Wait?! Two points on testing? Yes.
Agile teams favour iteration over lengthy solution design documents to arrive at the correct solution. This works well when you have changing requirements or early assumptions that prove to be incorrect. However, this lack of detailed design can lead to junior developers writing poorly designed code. The side effect of this is code that is hard to change and extend. TDD is proven to improve system design because code that is easy to test happens to have the same qualities of well-architected systems; they’re easy to maintain and change. I often find that people new to TDD absolutely hate it, but once they have delivered a few features using it, they often question how they ever did it any other way. Not convinced with the benefits of TDD, read this:: https://arxiv.org/ftp/arxiv/papers/1711/1711.05082.pdf
If you spend more than 30 minutes merging and running your tests, then you’re doing it wrong… and 30 minutes is conservative! Continuous integration is the process of regularly merging your code with the main line of code and validating functionality by running all of your tests simultaneously. Continuous integration is often confused with a continuous build, but it’s worth noting they are not the same. You are not doing continuous integration just because you run your tests when you commit code.
Watch this video from 9;33 for the proof;
Standards carry a negative undertone because they’re seen to be restrictive. However, standards take away some of the cognitive load of ensuring we all do things in the same way. In most cases, standards are automated and should form part of the delivery pipeline, minimising the burden to the developer. Many of the tools in circulation today help minimise bugs in code by encouraging best practice. Embrace standards, don’t fight them.

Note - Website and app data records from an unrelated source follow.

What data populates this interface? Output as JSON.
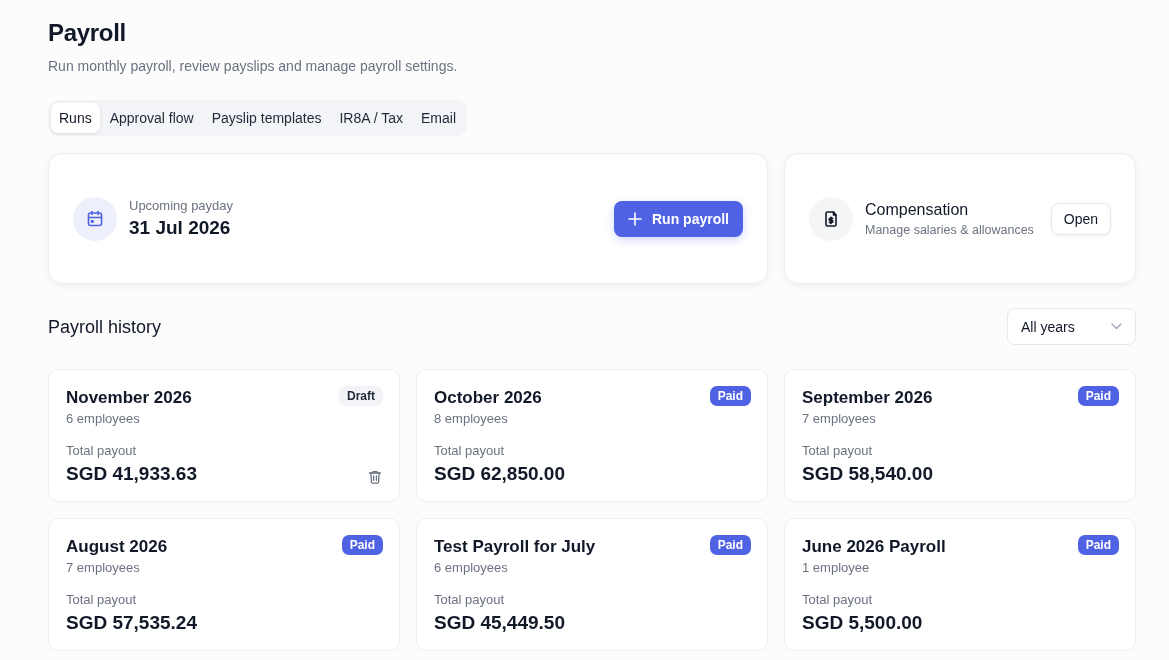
{
  "page": {
    "title": "Payroll",
    "subtitle": "Run monthly payroll, review payslips and manage payroll settings."
  },
  "tabs": [
    {
      "label": "Runs",
      "selected": true
    },
    {
      "label": "Approval flow",
      "selected": false
    },
    {
      "label": "Payslip templates",
      "selected": false
    },
    {
      "label": "IR8A / Tax",
      "selected": false
    },
    {
      "label": "Email",
      "selected": false
    }
  ],
  "payday_card": {
    "label": "Upcoming payday",
    "date": "31 Jul 2026",
    "button": "Run payroll"
  },
  "compensation_card": {
    "title": "Compensation",
    "subtitle": "Manage salaries & allowances",
    "button": "Open"
  },
  "history": {
    "title": "Payroll history",
    "filter": {
      "value": "All years"
    },
    "runs": [
      {
        "name": "November 2026",
        "employees": "6 employees",
        "total_label": "Total payout",
        "total": "SGD 41,933.63",
        "status": {
          "label": "Draft",
          "kind": "draft"
        },
        "deletable": true
      },
      {
        "name": "October 2026",
        "employees": "8 employees",
        "total_label": "Total payout",
        "total": "SGD 62,850.00",
        "status": {
          "label": "Paid",
          "kind": "paid"
        },
        "deletable": false
      },
      {
        "name": "September 2026",
        "employees": "7 employees",
        "total_label": "Total payout",
        "total": "SGD 58,540.00",
        "status": {
          "label": "Paid",
          "kind": "paid"
        },
        "deletable": false
      },
      {
        "name": "August 2026",
        "employees": "7 employees",
        "total_label": "Total payout",
        "total": "SGD 57,535.24",
        "status": {
          "label": "Paid",
          "kind": "paid"
        },
        "deletable": false
      },
      {
        "name": "Test Payroll for July",
        "employees": "6 employees",
        "total_label": "Total payout",
        "total": "SGD 45,449.50",
        "status": {
          "label": "Paid",
          "kind": "paid"
        },
        "deletable": false
      },
      {
        "name": "June 2026 Payroll",
        "employees": "1 employee",
        "total_label": "Total payout",
        "total": "SGD 5,500.00",
        "status": {
          "label": "Paid",
          "kind": "paid"
        },
        "deletable": false
      }
    ]
  }
}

That was a whistle-stop tour of some foundations you should have embedded to make the Agile adoption more fruitful.
f0f1473 @ 2021-01-08